The paths of an orphaned girl in 1971 and a sixty-something recluse in 2016 entwine in a novel of damaged souls and salvaged hope.
In 1971, orphan Marlise Schade—fourteen, anorectic, and evicted from the psychiatric hospital her trust fund can no longer support—finds herself alone in an ancestral home during a blizzard. Marlise’s struggles to survive there become the focal point for a host of imperiled figures, living and dead, whose stories intersect with hers and with forces roiling the U.S. in the ’70s.
Decades later, on the brink of Trump’s America, sixty-something Tee Handel is shaken by an inexplicable visitation. For years he’s nursed a deep hurt over his breakup with a captivating artist, spending his days and nights in solitude tinkering with antique clocks. What’s become of the artist, and how Tee reacts to his mysterious guest, testifies to the risk and inexorability of change.
These two seemingly unrelated tales entwine to show how the wages of the past are always with us, as are the dangerous and redemptive consequences of secrets confided and withheld.
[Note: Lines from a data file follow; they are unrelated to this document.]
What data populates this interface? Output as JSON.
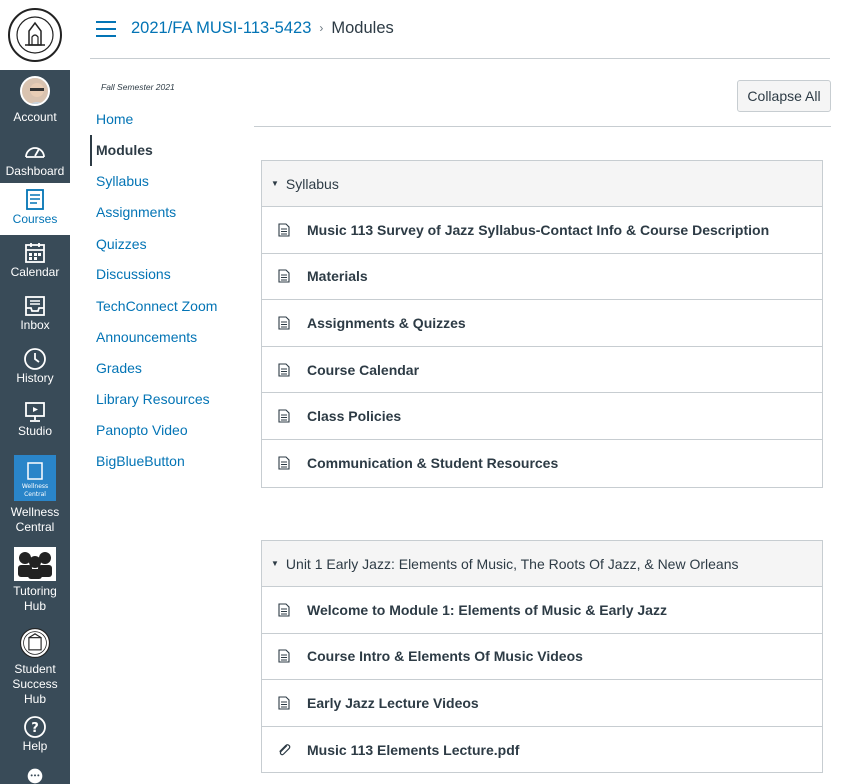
{
  "global_nav": {
    "logo_alt": "EL CAMINO COLLEGE",
    "items": [
      {
        "label": "Account"
      },
      {
        "label": "Dashboard"
      },
      {
        "label": "Courses"
      },
      {
        "label": "Calendar"
      },
      {
        "label": "Inbox"
      },
      {
        "label": "History"
      },
      {
        "label": "Studio"
      },
      {
        "label_line1": "Wellness",
        "label_line2": "Central"
      },
      {
        "label_line1": "Tutoring",
        "label_line2": "Hub"
      },
      {
        "label_line1": "Student",
        "label_line2": "Success Hub"
      },
      {
        "label": "Help"
      }
    ],
    "active_color": "#0374b5",
    "bg_color": "#394b58"
  },
  "header": {
    "course": "2021/FA MUSI-113-5423",
    "current": "Modules",
    "separator": "›"
  },
  "course_nav": {
    "term": "Fall Semester 2021",
    "items": [
      {
        "label": "Home"
      },
      {
        "label": "Modules"
      },
      {
        "label": "Syllabus"
      },
      {
        "label": "Assignments"
      },
      {
        "label": "Quizzes"
      },
      {
        "label": "Discussions"
      },
      {
        "label": "TechConnect Zoom"
      },
      {
        "label": "Announcements"
      },
      {
        "label": "Grades"
      },
      {
        "label": "Library Resources"
      },
      {
        "label": "Panopto Video"
      },
      {
        "label": "BigBlueButton"
      }
    ]
  },
  "main": {
    "collapse_all": "Collapse All",
    "modules": [
      {
        "title": "Syllabus",
        "items": [
          {
            "title": "Music 113 Survey of Jazz Syllabus-Contact Info & Course Description",
            "icon": "page-icon"
          },
          {
            "title": "Materials",
            "icon": "page-icon"
          },
          {
            "title": "Assignments & Quizzes",
            "icon": "page-icon"
          },
          {
            "title": "Course Calendar",
            "icon": "page-icon"
          },
          {
            "title": "Class Policies",
            "icon": "page-icon"
          },
          {
            "title": "Communication & Student Resources",
            "icon": "page-icon"
          }
        ]
      },
      {
        "title": "Unit 1 Early Jazz: Elements of Music, The Roots Of Jazz, & New Orleans",
        "items": [
          {
            "title": "Welcome to Module 1: Elements of Music & Early Jazz",
            "icon": "page-icon"
          },
          {
            "title": "Course Intro & Elements Of Music Videos",
            "icon": "page-icon"
          },
          {
            "title": "Early Jazz Lecture Videos",
            "icon": "page-icon"
          },
          {
            "title": "Music 113 Elements Lecture.pdf",
            "icon": "attachment-icon"
          }
        ]
      }
    ]
  }
}
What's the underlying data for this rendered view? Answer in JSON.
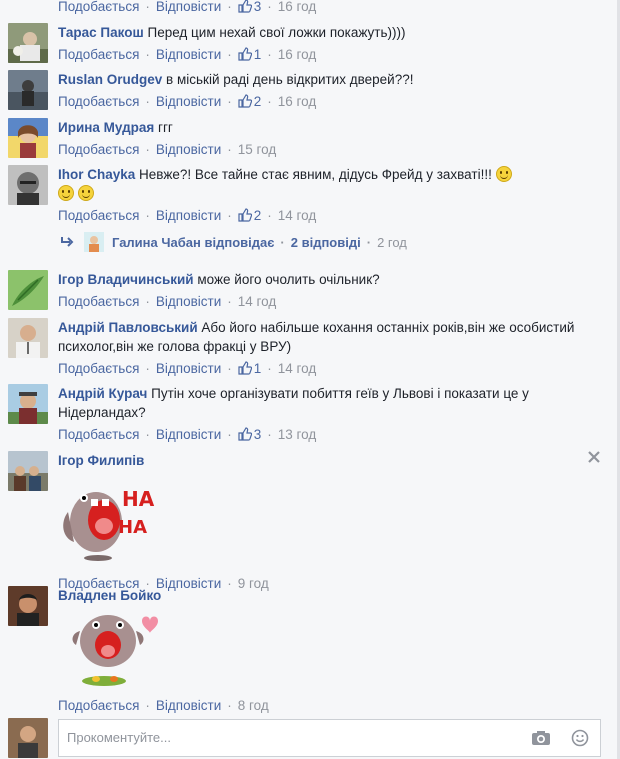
{
  "actions": {
    "like": "Подобається",
    "reply": "Відповісти",
    "sep": "·"
  },
  "comments": [
    {
      "author": "",
      "text": "",
      "likes": "3",
      "time": "16 год"
    },
    {
      "author": "Тарас Пакош",
      "text": "Перед цим нехай свої ложки покажуть))))",
      "likes": "1",
      "time": "16 год"
    },
    {
      "author": "Ruslan Orudgev",
      "text": "в міській раді день відкритих дверей??!",
      "likes": "2",
      "time": "16 год"
    },
    {
      "author": "Ирина Мудрая",
      "text": "ггг",
      "likes": "",
      "time": "15 год"
    },
    {
      "author": "Ihor Chayka",
      "text": "Невже?! Все тайне стає явним, дідусь Фрейд у захваті!!!",
      "likes": "2",
      "time": "14 год"
    },
    {
      "author": "Ігор Владичинський",
      "text": "може його очолить очільник?",
      "likes": "",
      "time": "14 год"
    },
    {
      "author": "Андрій Павловський",
      "text": "Або його набільше кохання останніх років,він же особистий психолог,він же голова фракці у ВРУ)",
      "likes": "1",
      "time": "14 год"
    },
    {
      "author": "Андрій Курач",
      "text": "Путін хоче організувати побиття геїв у Львові і показати це у Нідерландах?",
      "likes": "3",
      "time": "13 год"
    },
    {
      "author": "Ігор Филипів",
      "text": "",
      "likes": "",
      "time": "9 год",
      "sticker_text": [
        "HA",
        "HA"
      ]
    },
    {
      "author": "Владлен Бойко",
      "text": "",
      "likes": "",
      "time": "8 год"
    }
  ],
  "reply_summary": {
    "author": "Галина Чабан",
    "verb": "відповідає",
    "count": "2 відповіді",
    "time": "2 год"
  },
  "composer": {
    "placeholder": "Прокоментуйте..."
  },
  "icons": {
    "thumb": "thumbs-up-icon",
    "reply_arrow": "reply-arrow-icon",
    "camera": "camera-icon",
    "emoji": "emoji-icon",
    "close": "close-icon"
  },
  "colors": {
    "link": "#4b67a1",
    "author": "#365899",
    "muted": "#90949c",
    "background": "#f6f7f9"
  }
}
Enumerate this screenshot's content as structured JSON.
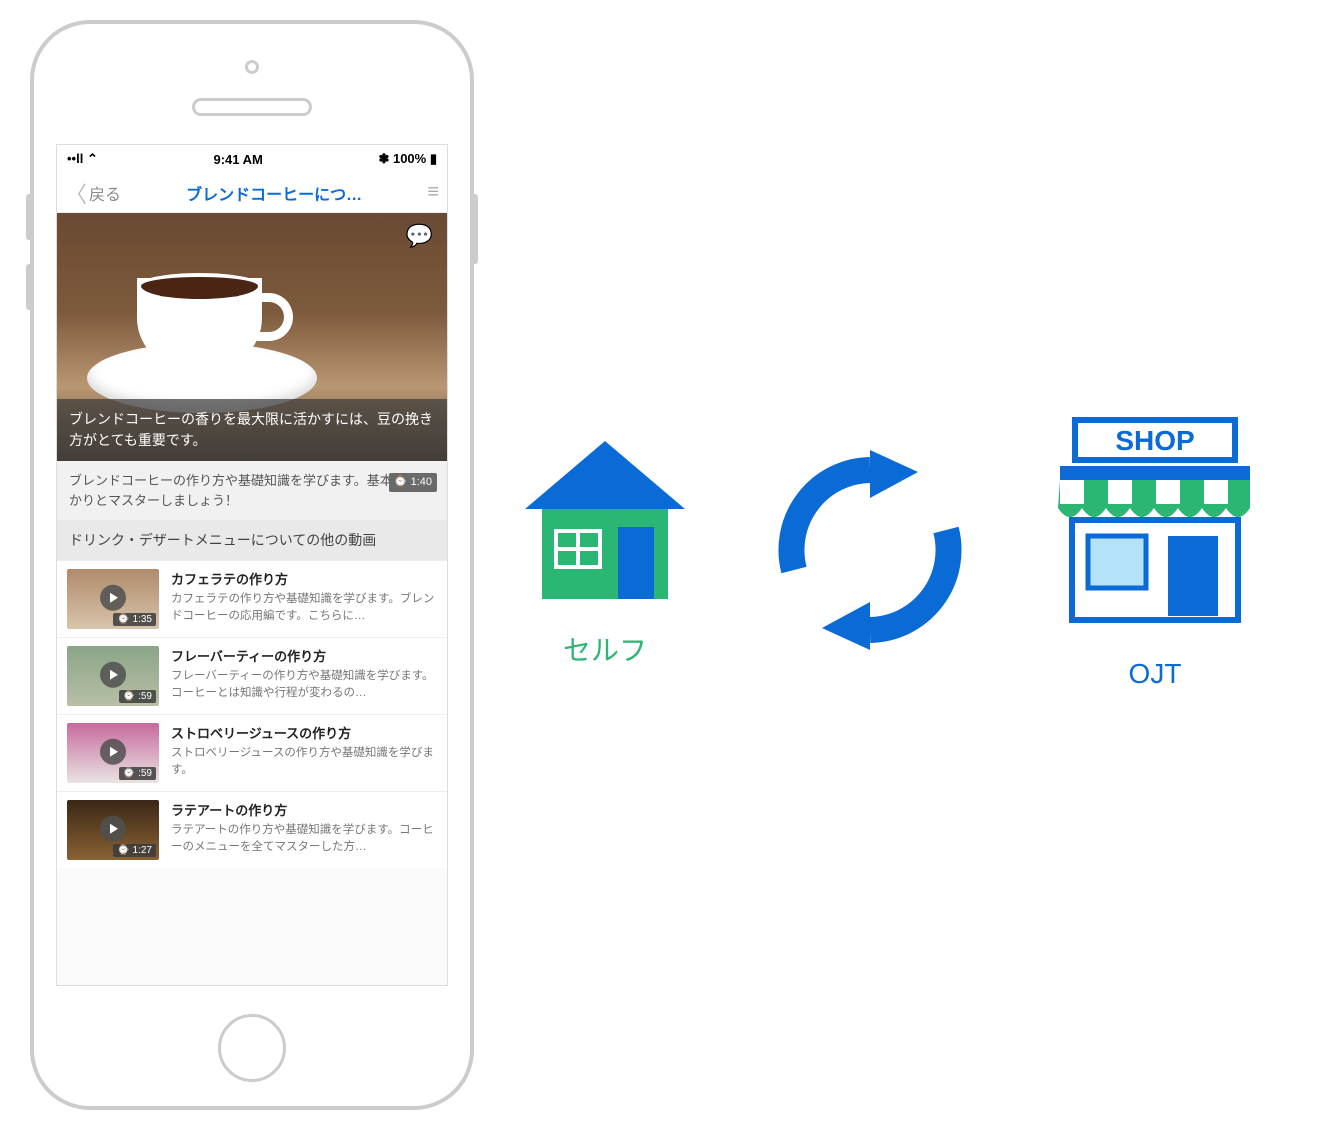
{
  "status": {
    "left": "••ll ⌃",
    "time": "9:41 AM",
    "right": "✽ 100% ▮"
  },
  "nav": {
    "back": "戻る",
    "title": "ブレンドコーヒーにつ…"
  },
  "hero": {
    "caption": "ブレンドコーヒーの香りを最大限に活かすには、豆の挽き方がとても重要です。"
  },
  "desc": {
    "text": "ブレンドコーヒーの作り方や基礎知識を学びます。基本をしっかりとマスターしましょう！",
    "duration": "⌚ 1:40"
  },
  "section_head": "ドリンク・デザートメニューについての他の動画",
  "videos": [
    {
      "title": "カフェラテの作り方",
      "desc": "カフェラテの作り方や基礎知識を学びます。ブレンドコーヒーの応用編です。こちらに…",
      "duration": "⌚ 1:35"
    },
    {
      "title": "フレーバーティーの作り方",
      "desc": "フレーバーティーの作り方や基礎知識を学びます。コーヒーとは知識や行程が変わるの…",
      "duration": "⌚ :59"
    },
    {
      "title": "ストロベリージュースの作り方",
      "desc": "ストロベリージュースの作り方や基礎知識を学びます。",
      "duration": "⌚ :59"
    },
    {
      "title": "ラテアートの作り方",
      "desc": "ラテアートの作り方や基礎知識を学びます。コーヒーのメニューを全てマスターした方…",
      "duration": "⌚ 1:27"
    }
  ],
  "diagram": {
    "self_label": "セルフ",
    "ojt_label": "OJT",
    "shop_sign": "SHOP"
  }
}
About the Author
Lisa Russ Spaar is the author of many collections of poetry, most recently Orexia (Persea, 2017), and a collections of essays, The Hide-and-Seek Muse: Annotations of Contemporary Poetry. She is the editor of Monticello in Mind: Fifty Contemporary Poems on Jefferson; Acquainted with the Night: Insomnia Poems; and All that Mighty Heart: London Poems. She is a poetry columnist for Los Angeles Review of Books and Professor of English at the University of Virginia.
Lisa Russ Spaar’s debut novel (how is this a debut novel?) is a soulful, sexy, extraordinarily lyrical meditation on things that matter—art, aging, love, desire, the body, and the brief, passionate encounters that bind us to each other and sometimes save our lives. Beginning with a fragile, tender-hearted teenage orphan and spiraling into an ever-growing universe of enchanting outcasts, Paradise Close is part romantic fantasy, part literary dreamscape, and always a luscious and rewarding encounter with language. If this is what happens when poets write novels, they should all write them.
— Eleanor Henderson, author of "The Twelve-Mile Straight" and "Everything I Have Is Yours"
Kaleidoscopic and moving, Lisa Russ Spaar’s debut novel Paradise Close seamlessly spans the decades of her singular characters’ lives and their inextricable connections to one another. At the heart of this work is a convergence of secrets catalogued with longing. Spaar looks closely and intently at such fractured desires, piecing them back together, all while offering a culminating rush of heartbreak to the bloodstream.